[21:05] I’m sure that many of you are all too well aware of the dangers of antimicrobial sportswear, but for those of you listening who haven’t had the pleasure as yet, these smart garments are advertised as performance or activity wear and have small metal fibres, usually silver woven into the material. These fibres can heat when exposed to Radiofrequency and back in 2012 an 11 year old girl sustained second degree burns on her abdomen after being scanned with a silver impregnated undershirt. Her case was unfortunately made more serious by the fact that she had been sedated for her MRI scan and it was only when she was roused that the burns were discovered.
[21:49] Moving on, another point I’d like some feedback on is this. Does your MRI suite have a shower? If it doesn’t it’s something that you might want to think about for the future. Why is that I hear you ask. Well, on the west coast of New Zealand, just outside Auckland is a place called Piha Beach. It’s an awesome place and home to some of the best waves in the country, as well as beautiful and amazingly ferrous black sand. From experience it can cause significant artefact on MR images and I can’t imagine it has a positive effect on field homogeneity if it collects in the bore.
[22:28] Ah well, I hear you say, that sounds like a very specifically New Zealand problem so why should I be concerned? For one thing there are black sand beaches all over the world, and for another it’s not just sand that you might need to wash off.
[22:44] A very good friend and colleague had to basically frogmarch a patient to the shower as he had just come from his job as a mechanic. He was insistent that he always wore eye protection when welding but unfortunately his goggles didn’t cover his head and he had slag, swarf and who-knows-what other fragments in his dreadlocks. Dreadlocks apparently only get washed once a week or so, so can you imagine how much metal was in there after a busy week in a workshop or garage?
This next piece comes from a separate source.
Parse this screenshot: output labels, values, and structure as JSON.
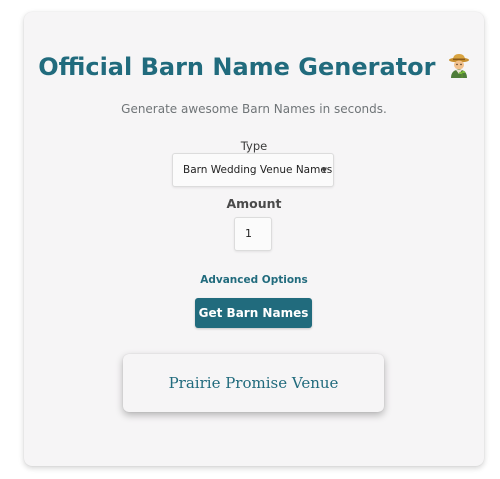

[23:13] So, there you have it. I hope that all this has been helpful, or at the very least interesting. I appreciate that this has been a far from exhaustive run through, so if you have any safety checking stories of your own, I’d love to hear them.
[23:29] I’d like to say thank you to Purpleplanet.com for the use of their music, and also thank Jaenelle Whittaker for graphic design. If you have any questions about the content of this podcast, or ideas for future episodes of Conditional 1, please email me. My email address is podcast @ conditional1.com. You can also message me on my website www.conditional1.com.
[23:55] And remember, if anyone ever tells you that being an MRI Technologist isn’t Rocket Science, tell them No, but it is Nuclear Physics.